What you should do ::
If an entry holds a picture, drop the picture and restate the rest word for word.

Data for this task ::
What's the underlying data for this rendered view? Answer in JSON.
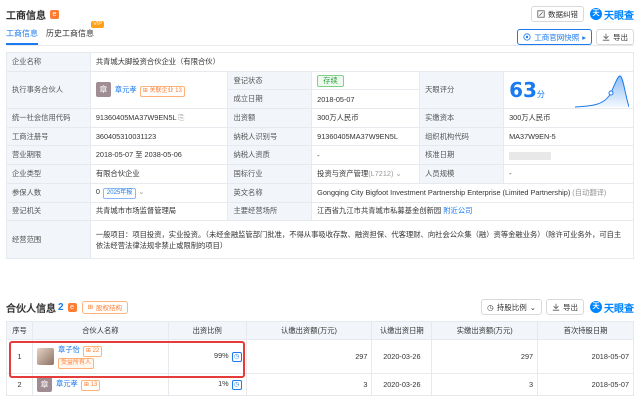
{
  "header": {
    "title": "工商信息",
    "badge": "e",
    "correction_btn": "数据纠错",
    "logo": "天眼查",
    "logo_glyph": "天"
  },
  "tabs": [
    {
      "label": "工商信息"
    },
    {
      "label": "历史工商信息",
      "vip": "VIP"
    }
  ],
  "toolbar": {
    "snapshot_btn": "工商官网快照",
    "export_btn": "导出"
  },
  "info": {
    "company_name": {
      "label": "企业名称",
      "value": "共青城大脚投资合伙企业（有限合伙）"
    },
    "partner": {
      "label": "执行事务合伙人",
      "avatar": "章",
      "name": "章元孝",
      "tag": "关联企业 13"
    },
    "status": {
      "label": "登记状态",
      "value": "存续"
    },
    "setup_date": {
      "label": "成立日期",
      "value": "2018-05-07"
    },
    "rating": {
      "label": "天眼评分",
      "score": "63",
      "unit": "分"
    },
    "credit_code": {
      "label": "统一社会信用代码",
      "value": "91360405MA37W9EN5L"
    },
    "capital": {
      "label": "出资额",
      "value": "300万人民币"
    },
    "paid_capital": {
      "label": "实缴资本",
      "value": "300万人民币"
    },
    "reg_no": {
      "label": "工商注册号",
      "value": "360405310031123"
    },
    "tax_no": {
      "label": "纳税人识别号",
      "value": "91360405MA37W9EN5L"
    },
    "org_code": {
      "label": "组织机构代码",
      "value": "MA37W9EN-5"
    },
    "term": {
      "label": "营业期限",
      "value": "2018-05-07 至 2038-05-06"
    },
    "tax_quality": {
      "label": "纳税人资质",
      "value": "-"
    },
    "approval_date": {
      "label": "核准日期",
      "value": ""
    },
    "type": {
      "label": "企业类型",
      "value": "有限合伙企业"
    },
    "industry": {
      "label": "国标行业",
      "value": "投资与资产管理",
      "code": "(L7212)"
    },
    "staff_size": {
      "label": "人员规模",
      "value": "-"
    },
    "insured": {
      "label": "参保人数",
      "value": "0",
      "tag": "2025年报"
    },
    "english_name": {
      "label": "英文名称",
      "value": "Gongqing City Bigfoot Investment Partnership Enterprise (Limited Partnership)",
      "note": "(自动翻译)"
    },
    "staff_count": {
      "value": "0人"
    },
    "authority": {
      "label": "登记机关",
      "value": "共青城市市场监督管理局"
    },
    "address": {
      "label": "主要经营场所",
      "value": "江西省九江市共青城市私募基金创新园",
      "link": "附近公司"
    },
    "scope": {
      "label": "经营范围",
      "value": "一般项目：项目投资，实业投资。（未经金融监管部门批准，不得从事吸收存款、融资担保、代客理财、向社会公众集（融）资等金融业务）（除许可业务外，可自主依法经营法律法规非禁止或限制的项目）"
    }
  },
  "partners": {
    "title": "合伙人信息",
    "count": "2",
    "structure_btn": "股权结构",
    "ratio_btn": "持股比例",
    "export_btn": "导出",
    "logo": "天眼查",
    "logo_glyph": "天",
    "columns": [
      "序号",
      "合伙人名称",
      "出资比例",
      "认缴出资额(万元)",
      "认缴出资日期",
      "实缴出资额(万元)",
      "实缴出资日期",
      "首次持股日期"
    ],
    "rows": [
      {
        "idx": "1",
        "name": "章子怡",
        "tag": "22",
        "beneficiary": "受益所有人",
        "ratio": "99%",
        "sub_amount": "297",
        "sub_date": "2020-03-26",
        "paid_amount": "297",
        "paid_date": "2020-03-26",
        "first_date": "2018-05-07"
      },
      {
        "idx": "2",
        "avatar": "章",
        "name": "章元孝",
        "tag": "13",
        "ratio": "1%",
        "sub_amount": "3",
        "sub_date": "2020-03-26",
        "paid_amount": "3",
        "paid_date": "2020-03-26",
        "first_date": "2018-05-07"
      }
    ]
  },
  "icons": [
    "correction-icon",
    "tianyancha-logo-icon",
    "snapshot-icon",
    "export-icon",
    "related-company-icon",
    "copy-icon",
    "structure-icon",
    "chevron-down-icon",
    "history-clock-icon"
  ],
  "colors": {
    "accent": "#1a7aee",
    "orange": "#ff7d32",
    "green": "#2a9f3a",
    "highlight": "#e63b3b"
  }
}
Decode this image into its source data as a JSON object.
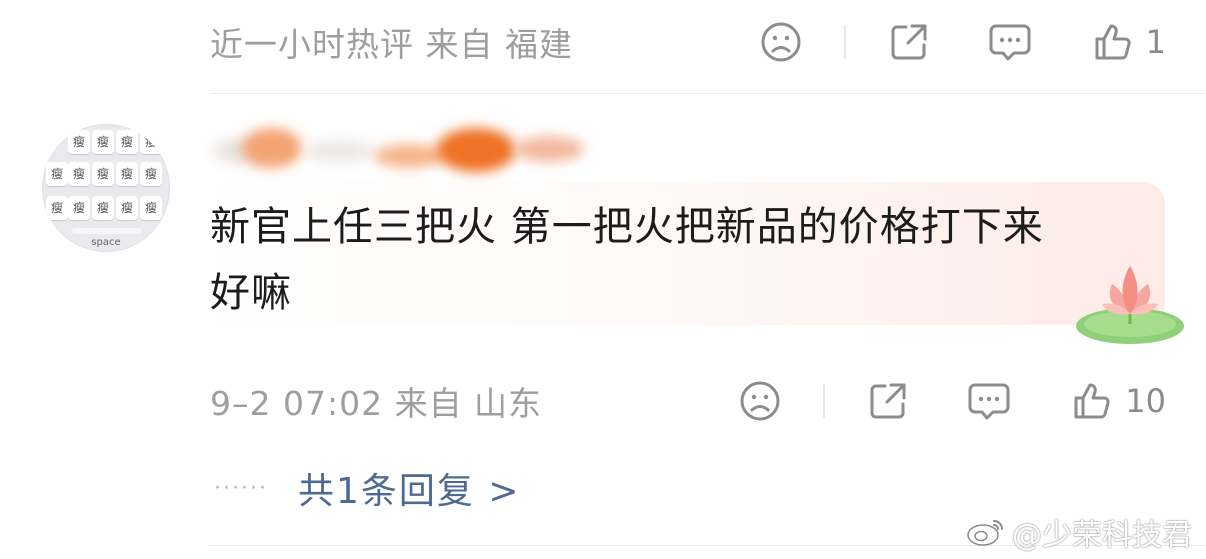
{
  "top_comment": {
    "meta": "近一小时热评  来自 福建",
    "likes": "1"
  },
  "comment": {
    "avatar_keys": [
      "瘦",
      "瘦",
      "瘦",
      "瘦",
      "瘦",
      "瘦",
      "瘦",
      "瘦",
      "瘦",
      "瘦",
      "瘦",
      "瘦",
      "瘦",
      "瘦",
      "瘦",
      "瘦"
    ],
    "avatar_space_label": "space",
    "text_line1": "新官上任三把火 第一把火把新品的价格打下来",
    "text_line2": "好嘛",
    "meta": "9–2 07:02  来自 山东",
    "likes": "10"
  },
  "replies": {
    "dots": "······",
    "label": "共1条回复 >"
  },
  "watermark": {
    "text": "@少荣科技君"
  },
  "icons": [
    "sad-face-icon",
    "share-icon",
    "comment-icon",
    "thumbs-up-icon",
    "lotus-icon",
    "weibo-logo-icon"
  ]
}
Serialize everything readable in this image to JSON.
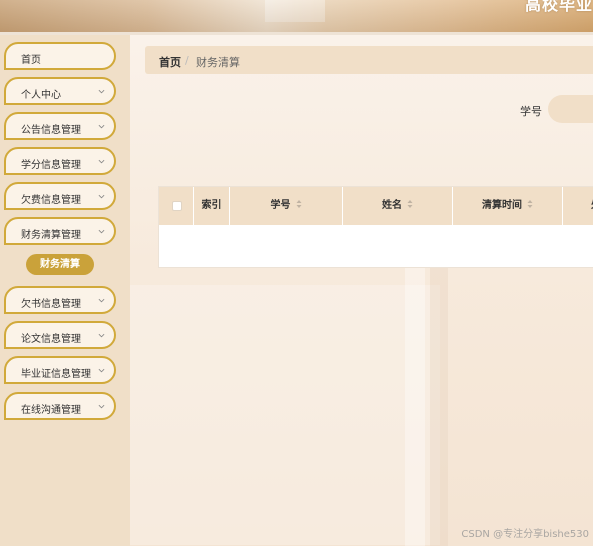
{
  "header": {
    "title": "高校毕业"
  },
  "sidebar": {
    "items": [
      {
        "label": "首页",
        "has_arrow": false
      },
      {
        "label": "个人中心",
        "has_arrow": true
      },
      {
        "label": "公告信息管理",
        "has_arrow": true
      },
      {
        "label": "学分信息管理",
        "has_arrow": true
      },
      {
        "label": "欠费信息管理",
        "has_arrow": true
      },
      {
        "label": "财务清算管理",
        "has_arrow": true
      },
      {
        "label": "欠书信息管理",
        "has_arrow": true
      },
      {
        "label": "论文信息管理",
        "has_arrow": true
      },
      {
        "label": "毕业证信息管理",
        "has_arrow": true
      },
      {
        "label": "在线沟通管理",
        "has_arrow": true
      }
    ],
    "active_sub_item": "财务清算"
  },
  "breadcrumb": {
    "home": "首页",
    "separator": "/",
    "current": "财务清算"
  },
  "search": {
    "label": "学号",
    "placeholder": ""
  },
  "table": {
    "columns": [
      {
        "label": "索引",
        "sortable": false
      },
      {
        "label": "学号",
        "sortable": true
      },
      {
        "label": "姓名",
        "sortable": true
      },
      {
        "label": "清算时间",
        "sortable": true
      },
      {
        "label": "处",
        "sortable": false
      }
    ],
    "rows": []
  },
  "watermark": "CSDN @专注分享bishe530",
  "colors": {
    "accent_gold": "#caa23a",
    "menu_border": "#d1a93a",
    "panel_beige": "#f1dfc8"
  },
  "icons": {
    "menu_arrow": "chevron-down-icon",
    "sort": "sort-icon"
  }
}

Written response ::
What's the underlying data for this rendered view? Answer in JSON.
{
  "header": {
    "title": "工商信息",
    "badge": "e",
    "correction_btn": "数据纠错",
    "logo": "天眼查",
    "logo_glyph": "天"
  },
  "tabs": [
    {
      "label": "工商信息"
    },
    {
      "label": "历史工商信息",
      "vip": "VIP"
    }
  ],
  "toolbar": {
    "snapshot_btn": "工商官网快照",
    "export_btn": "导出"
  },
  "info": {
    "company_name": {
      "label": "企业名称",
      "value": "共青城大脚投资合伙企业（有限合伙）"
    },
    "partner": {
      "label": "执行事务合伙人",
      "avatar": "章",
      "name": "章元孝",
      "tag": "关联企业 13"
    },
    "status": {
      "label": "登记状态",
      "value": "存续"
    },
    "setup_date": {
      "label": "成立日期",
      "value": "2018-05-07"
    },
    "rating": {
      "label": "天眼评分",
      "score": "63",
      "unit": "分"
    },
    "credit_code": {
      "label": "统一社会信用代码",
      "value": "91360405MA37W9EN5L"
    },
    "capital": {
      "label": "出资额",
      "value": "300万人民币"
    },
    "paid_capital": {
      "label": "实缴资本",
      "value": "300万人民币"
    },
    "reg_no": {
      "label": "工商注册号",
      "value": "360405310031123"
    },
    "tax_no": {
      "label": "纳税人识别号",
      "value": "91360405MA37W9EN5L"
    },
    "org_code": {
      "label": "组织机构代码",
      "value": "MA37W9EN-5"
    },
    "term": {
      "label": "营业期限",
      "value": "2018-05-07 至 2038-05-06"
    },
    "tax_quality": {
      "label": "纳税人资质",
      "value": "-"
    },
    "approval_date": {
      "label": "核准日期",
      "value": ""
    },
    "type": {
      "label": "企业类型",
      "value": "有限合伙企业"
    },
    "industry": {
      "label": "国标行业",
      "value": "投资与资产管理",
      "code": "(L7212)"
    },
    "staff_size": {
      "label": "人员规模",
      "value": "-"
    },
    "insured": {
      "label": "参保人数",
      "value": "0",
      "tag": "2025年报"
    },
    "english_name": {
      "label": "英文名称",
      "value": "Gongqing City Bigfoot Investment Partnership Enterprise (Limited Partnership)",
      "note": "(自动翻译)"
    },
    "staff_count": {
      "value": "0人"
    },
    "authority": {
      "label": "登记机关",
      "value": "共青城市市场监督管理局"
    },
    "address": {
      "label": "主要经营场所",
      "value": "江西省九江市共青城市私募基金创新园",
      "link": "附近公司"
    },
    "scope": {
      "label": "经营范围",
      "value": "一般项目：项目投资，实业投资。（未经金融监管部门批准，不得从事吸收存款、融资担保、代客理财、向社会公众集（融）资等金融业务）（除许可业务外，可自主依法经营法律法规非禁止或限制的项目）"
    }
  },
  "partners": {
    "title": "合伙人信息",
    "count": "2",
    "structure_btn": "股权结构",
    "ratio_btn": "持股比例",
    "export_btn": "导出",
    "logo": "天眼查",
    "logo_glyph": "天",
    "columns": [
      "序号",
      "合伙人名称",
      "出资比例",
      "认缴出资额(万元)",
      "认缴出资日期",
      "实缴出资额(万元)",
      "实缴出资日期",
      "首次持股日期"
    ],
    "rows": [
      {
        "idx": "1",
        "name": "章子怡",
        "tag": "22",
        "beneficiary": "受益所有人",
        "ratio": "99%",
        "sub_amount": "297",
        "sub_date": "2020-03-26",
        "paid_amount": "297",
        "paid_date": "2020-03-26",
        "first_date": "2018-05-07"
      },
      {
        "idx": "2",
        "avatar": "章",
        "name": "章元孝",
        "tag": "13",
        "ratio": "1%",
        "sub_amount": "3",
        "sub_date": "2020-03-26",
        "paid_amount": "3",
        "paid_date": "2020-03-26",
        "first_date": "2018-05-07"
      }
    ]
  },
  "icons": [
    "correction-icon",
    "tianyancha-logo-icon",
    "snapshot-icon",
    "export-icon",
    "related-company-icon",
    "copy-icon",
    "structure-icon",
    "chevron-down-icon",
    "history-clock-icon"
  ],
  "colors": {
    "accent": "#1a7aee",
    "orange": "#ff7d32",
    "green": "#2a9f3a",
    "highlight": "#e63b3b"
  }
}
Decode this image into its source data as a JSON object.
{
  "top_comment": {
    "meta": "近一小时热评  来自 福建",
    "likes": "1"
  },
  "comment": {
    "avatar_keys": [
      "瘦",
      "瘦",
      "瘦",
      "瘦",
      "瘦",
      "瘦",
      "瘦",
      "瘦",
      "瘦",
      "瘦",
      "瘦",
      "瘦",
      "瘦",
      "瘦",
      "瘦",
      "瘦"
    ],
    "avatar_space_label": "space",
    "text_line1": "新官上任三把火 第一把火把新品的价格打下来",
    "text_line2": "好嘛",
    "meta": "9–2 07:02  来自 山东",
    "likes": "10"
  },
  "replies": {
    "dots": "······",
    "label": "共1条回复 >"
  },
  "watermark": {
    "text": "@少荣科技君"
  },
  "icons": [
    "sad-face-icon",
    "share-icon",
    "comment-icon",
    "thumbs-up-icon",
    "lotus-icon",
    "weibo-logo-icon"
  ]
}
Serialize everything readable in this image to JSON.
{
  "header": {
    "title": "高校毕业"
  },
  "sidebar": {
    "items": [
      {
        "label": "首页",
        "has_arrow": false
      },
      {
        "label": "个人中心",
        "has_arrow": true
      },
      {
        "label": "公告信息管理",
        "has_arrow": true
      },
      {
        "label": "学分信息管理",
        "has_arrow": true
      },
      {
        "label": "欠费信息管理",
        "has_arrow": true
      },
      {
        "label": "财务清算管理",
        "has_arrow": true
      },
      {
        "label": "欠书信息管理",
        "has_arrow": true
      },
      {
        "label": "论文信息管理",
        "has_arrow": true
      },
      {
        "label": "毕业证信息管理",
        "has_arrow": true
      },
      {
        "label": "在线沟通管理",
        "has_arrow": true
      }
    ],
    "active_sub_item": "财务清算"
  },
  "breadcrumb": {
    "home": "首页",
    "separator": "/",
    "current": "财务清算"
  },
  "search": {
    "label": "学号",
    "placeholder": ""
  },
  "table": {
    "columns": [
      {
        "label": "索引",
        "sortable": false
      },
      {
        "label": "学号",
        "sortable": true
      },
      {
        "label": "姓名",
        "sortable": true
      },
      {
        "label": "清算时间",
        "sortable": true
      },
      {
        "label": "处",
        "sortable": false
      }
    ],
    "rows": []
  },
  "watermark": "CSDN @专注分享bishe530",
  "colors": {
    "accent_gold": "#caa23a",
    "menu_border": "#d1a93a",
    "panel_beige": "#f1dfc8"
  },
  "icons": {
    "menu_arrow": "chevron-down-icon",
    "sort": "sort-icon"
  }
}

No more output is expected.